_Work task_
The word "label" occurs in some lines of the listing. Copy those lines.

>>>>>

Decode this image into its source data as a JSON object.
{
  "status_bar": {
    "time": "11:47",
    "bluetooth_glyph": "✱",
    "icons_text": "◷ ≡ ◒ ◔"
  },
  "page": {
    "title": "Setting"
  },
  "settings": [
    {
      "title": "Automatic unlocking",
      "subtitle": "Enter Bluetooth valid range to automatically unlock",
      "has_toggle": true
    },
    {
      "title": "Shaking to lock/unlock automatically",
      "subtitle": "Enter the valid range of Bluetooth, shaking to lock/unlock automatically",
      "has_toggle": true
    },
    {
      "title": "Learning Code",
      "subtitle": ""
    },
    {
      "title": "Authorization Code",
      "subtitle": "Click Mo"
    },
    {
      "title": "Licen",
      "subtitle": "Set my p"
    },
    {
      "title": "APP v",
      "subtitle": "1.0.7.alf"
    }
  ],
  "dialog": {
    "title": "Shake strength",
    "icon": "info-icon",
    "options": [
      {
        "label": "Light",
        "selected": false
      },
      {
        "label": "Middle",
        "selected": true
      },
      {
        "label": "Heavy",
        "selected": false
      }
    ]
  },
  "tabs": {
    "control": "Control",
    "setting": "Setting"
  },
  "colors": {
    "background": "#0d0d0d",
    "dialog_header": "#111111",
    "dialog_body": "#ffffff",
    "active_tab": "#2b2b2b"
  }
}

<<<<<

_Result for this task_
        "label": "Light",
        "label": "Middle",
        "label": "Heavy",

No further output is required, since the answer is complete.